WORK ORDER:
Line by line, print the records exactly as they are, dropping the pictures.

MATERIAL FOR THIS TASK:
----
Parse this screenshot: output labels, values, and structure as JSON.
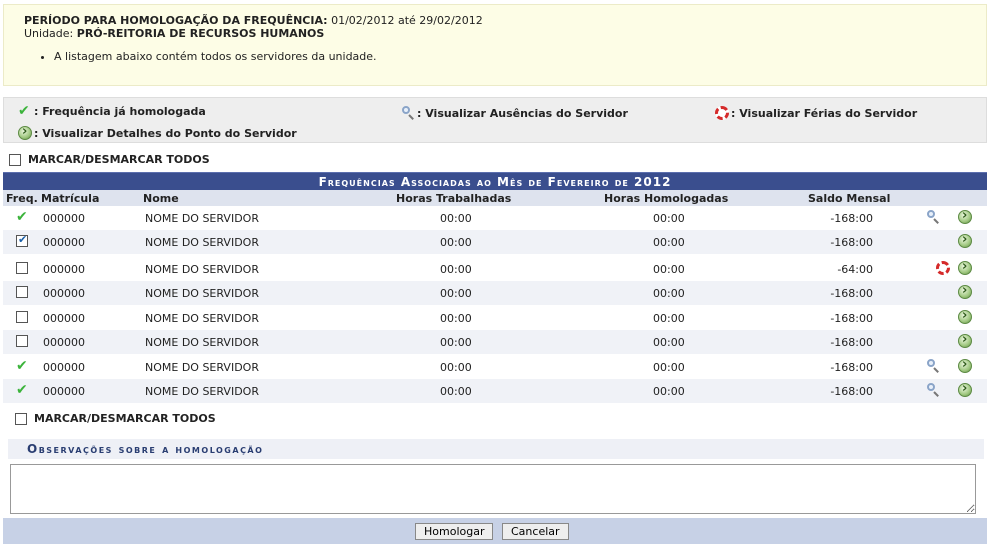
{
  "info": {
    "period_label": "PERÍODO PARA HOMOLOGAÇÃO DA FREQUÊNCIA:",
    "period_value": "01/02/2012 até 29/02/2012",
    "unit_label": "Unidade:",
    "unit_value": "PRÓ-REITORIA DE RECURSOS HUMANOS",
    "note": "A listagem abaixo contém todos os servidores da unidade."
  },
  "legend": {
    "homologated": ": Frequência já homologada",
    "absences": ": Visualizar Ausências do Servidor",
    "vacations": ": Visualizar Férias do Servidor",
    "details": ": Visualizar Detalhes do Ponto do Servidor"
  },
  "mark_all_label": "MARCAR/DESMARCAR TODOS",
  "table": {
    "caption": "Frequências Associadas ao Mês de Fevereiro de 2012",
    "headers": {
      "freq": "Freq.",
      "matricula": "Matrícula",
      "nome": "Nome",
      "horas_trabalhadas": "Horas Trabalhadas",
      "horas_homologadas": "Horas Homologadas",
      "saldo": "Saldo Mensal"
    },
    "rows": [
      {
        "status": "homologated",
        "matricula": "000000",
        "nome": "NOME DO SERVIDOR",
        "trabalhadas": "00:00",
        "homologadas": "00:00",
        "saldo": "-168:00",
        "action_icon": "magnifier-icon"
      },
      {
        "status": "checked",
        "matricula": "000000",
        "nome": "NOME DO SERVIDOR",
        "trabalhadas": "00:00",
        "homologadas": "00:00",
        "saldo": "-168:00",
        "action_icon": ""
      },
      {
        "status": "unchecked",
        "matricula": "000000",
        "nome": "NOME DO SERVIDOR",
        "trabalhadas": "00:00",
        "homologadas": "00:00",
        "saldo": "-64:00",
        "action_icon": "lifebuoy-icon"
      },
      {
        "status": "unchecked",
        "matricula": "000000",
        "nome": "NOME DO SERVIDOR",
        "trabalhadas": "00:00",
        "homologadas": "00:00",
        "saldo": "-168:00",
        "action_icon": ""
      },
      {
        "status": "unchecked",
        "matricula": "000000",
        "nome": "NOME DO SERVIDOR",
        "trabalhadas": "00:00",
        "homologadas": "00:00",
        "saldo": "-168:00",
        "action_icon": ""
      },
      {
        "status": "unchecked",
        "matricula": "000000",
        "nome": "NOME DO SERVIDOR",
        "trabalhadas": "00:00",
        "homologadas": "00:00",
        "saldo": "-168:00",
        "action_icon": ""
      },
      {
        "status": "homologated",
        "matricula": "000000",
        "nome": "NOME DO SERVIDOR",
        "trabalhadas": "00:00",
        "homologadas": "00:00",
        "saldo": "-168:00",
        "action_icon": "magnifier-icon"
      },
      {
        "status": "homologated",
        "matricula": "000000",
        "nome": "NOME DO SERVIDOR",
        "trabalhadas": "00:00",
        "homologadas": "00:00",
        "saldo": "-168:00",
        "action_icon": "magnifier-icon"
      }
    ]
  },
  "observations": {
    "header": "Observações sobre a homologação",
    "value": ""
  },
  "buttons": {
    "submit": "Homologar",
    "cancel": "Cancelar"
  }
}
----
SOLUTION TO THIS EXERCISE:
Parse this screenshot: output labels, values, and structure as JSON.
{
  "info": {
    "period_label": "PERÍODO PARA HOMOLOGAÇÃO DA FREQUÊNCIA:",
    "period_value": "01/02/2012 até 29/02/2012",
    "unit_label": "Unidade:",
    "unit_value": "PRÓ-REITORIA DE RECURSOS HUMANOS",
    "note": "A listagem abaixo contém todos os servidores da unidade."
  },
  "legend": {
    "homologated": ": Frequência já homologada",
    "absences": ": Visualizar Ausências do Servidor",
    "vacations": ": Visualizar Férias do Servidor",
    "details": ": Visualizar Detalhes do Ponto do Servidor"
  },
  "mark_all_label": "MARCAR/DESMARCAR TODOS",
  "table": {
    "caption": "Frequências Associadas ao Mês de Fevereiro de 2012",
    "headers": {
      "freq": "Freq.",
      "matricula": "Matrícula",
      "nome": "Nome",
      "horas_trabalhadas": "Horas Trabalhadas",
      "horas_homologadas": "Horas Homologadas",
      "saldo": "Saldo Mensal"
    },
    "rows": [
      {
        "status": "homologated",
        "matricula": "000000",
        "nome": "NOME DO SERVIDOR",
        "trabalhadas": "00:00",
        "homologadas": "00:00",
        "saldo": "-168:00",
        "action_icon": "magnifier-icon"
      },
      {
        "status": "checked",
        "matricula": "000000",
        "nome": "NOME DO SERVIDOR",
        "trabalhadas": "00:00",
        "homologadas": "00:00",
        "saldo": "-168:00",
        "action_icon": ""
      },
      {
        "status": "unchecked",
        "matricula": "000000",
        "nome": "NOME DO SERVIDOR",
        "trabalhadas": "00:00",
        "homologadas": "00:00",
        "saldo": "-64:00",
        "action_icon": "lifebuoy-icon"
      },
      {
        "status": "unchecked",
        "matricula": "000000",
        "nome": "NOME DO SERVIDOR",
        "trabalhadas": "00:00",
        "homologadas": "00:00",
        "saldo": "-168:00",
        "action_icon": ""
      },
      {
        "status": "unchecked",
        "matricula": "000000",
        "nome": "NOME DO SERVIDOR",
        "trabalhadas": "00:00",
        "homologadas": "00:00",
        "saldo": "-168:00",
        "action_icon": ""
      },
      {
        "status": "unchecked",
        "matricula": "000000",
        "nome": "NOME DO SERVIDOR",
        "trabalhadas": "00:00",
        "homologadas": "00:00",
        "saldo": "-168:00",
        "action_icon": ""
      },
      {
        "status": "homologated",
        "matricula": "000000",
        "nome": "NOME DO SERVIDOR",
        "trabalhadas": "00:00",
        "homologadas": "00:00",
        "saldo": "-168:00",
        "action_icon": "magnifier-icon"
      },
      {
        "status": "homologated",
        "matricula": "000000",
        "nome": "NOME DO SERVIDOR",
        "trabalhadas": "00:00",
        "homologadas": "00:00",
        "saldo": "-168:00",
        "action_icon": "magnifier-icon"
      }
    ]
  },
  "observations": {
    "header": "Observações sobre a homologação",
    "value": ""
  },
  "buttons": {
    "submit": "Homologar",
    "cancel": "Cancelar"
  }
}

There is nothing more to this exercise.